A few weeks back we speculated about whether SA parents are ready for fiver parties – the trend taking off in the US that sees parents requesting each attendee gives $5 (a “fiver”) to the birthday girl or boy, instead of buying overly expensive gifts.
We were all for it, obviously. I mean, no more LEGO minefields created by overpriced gifts that just end up camouflaging their bedroom floor? No more pacing up the toy aisle at the last minute to find the perfect gift that also matches the amount that kid’s mom spent on your kid? And no more worrying about TakeAlot’s “same day” delivery option arriving on the same day of the party? Say no more – you had us at “no more LEGO minefields”.
Read the full article here: Are South African parents ready for fiver parties?
“A definite thumbs up for this one”
A few parents wrote in and shared their thoughts too. Many were completely on board with the concept of no more gifts, some even commented they’d already adopted the idea in their circles.
Michelle Polley wrote, “It is already happening here in South Africa.”
“The invitations go out and then the moms usually ask for ideas for presents. Then usually the answer is to please give a small amount, as the birthday child is invariably saving for something big (like Lego!). It makes it easier as to go and hunt for useless presents (or something the child already has).”
She continued and said it also prevents us from polluting the earth with even more junk that’s also just played with for one day and then discarded.
“A definite thumbs up for this one,” she says.
Sharon said “after a certain age, most kids prefer money” anyway.
Many said the concept already existed in some shape or form.
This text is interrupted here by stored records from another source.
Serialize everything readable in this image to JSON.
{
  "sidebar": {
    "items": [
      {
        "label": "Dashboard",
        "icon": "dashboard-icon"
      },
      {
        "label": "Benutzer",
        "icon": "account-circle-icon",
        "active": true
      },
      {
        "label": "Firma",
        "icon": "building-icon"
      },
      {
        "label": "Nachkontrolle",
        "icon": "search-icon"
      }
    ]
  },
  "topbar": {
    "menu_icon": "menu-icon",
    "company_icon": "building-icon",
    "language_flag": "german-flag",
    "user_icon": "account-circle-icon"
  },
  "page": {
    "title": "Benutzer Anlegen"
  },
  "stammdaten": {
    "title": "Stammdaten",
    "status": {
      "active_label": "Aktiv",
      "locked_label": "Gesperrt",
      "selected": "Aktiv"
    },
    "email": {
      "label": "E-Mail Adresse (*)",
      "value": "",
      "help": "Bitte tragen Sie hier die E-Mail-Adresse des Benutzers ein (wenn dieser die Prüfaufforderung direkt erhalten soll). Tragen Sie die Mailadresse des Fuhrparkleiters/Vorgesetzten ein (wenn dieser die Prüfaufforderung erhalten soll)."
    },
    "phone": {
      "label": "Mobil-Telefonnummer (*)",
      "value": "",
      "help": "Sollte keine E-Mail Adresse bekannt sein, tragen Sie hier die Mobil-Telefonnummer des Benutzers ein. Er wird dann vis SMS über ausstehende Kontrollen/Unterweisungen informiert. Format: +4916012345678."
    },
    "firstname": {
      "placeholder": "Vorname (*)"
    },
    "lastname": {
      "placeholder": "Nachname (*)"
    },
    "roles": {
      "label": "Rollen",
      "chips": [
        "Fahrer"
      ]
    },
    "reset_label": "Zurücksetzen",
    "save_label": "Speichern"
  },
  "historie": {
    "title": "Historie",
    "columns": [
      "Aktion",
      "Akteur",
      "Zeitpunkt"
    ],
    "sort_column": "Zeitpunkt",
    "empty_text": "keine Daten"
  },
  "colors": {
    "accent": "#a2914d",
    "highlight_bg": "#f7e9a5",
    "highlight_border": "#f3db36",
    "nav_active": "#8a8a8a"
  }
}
Also read: Kids can’t hand out party invitations at school? Fair? Or are we being a little too sensitive?
"No man, what happened to the excitement of opening a gift?"
But some readers were a little apprehensive. They wondered why we were taking the joy of opening presents away. And what of the parents who cannot afford to send their kid to the party with a little extra cash in hand?
Okay, we’ll give that one to you, even though $5 is actually equivalent to R75. But then what is the right amount? That’s up to you, your family and your circle of friends. But we still maintain that the concept and thought of doing away with gifts could work.
An even better idea:
Marli shared how they do (or don’t do) birthday parties in her family, and we quite liked this idea too:
“My daughter hasn’t had a party yet, we always celebrate with our family. Next year she is turning 6 and we have decided to have a ‘puppy party’ and ask kids to bring dog food instead of gifts. We will then bring the dog food to our local shelter. My daughter loves dogs and it’s good to give. Something I feel is very important for children to learn.”
Do you have any other alternatives to gift giving at birthday parties? What about alternative birthday party ideas in general?
Tell us and we could share them with our readers.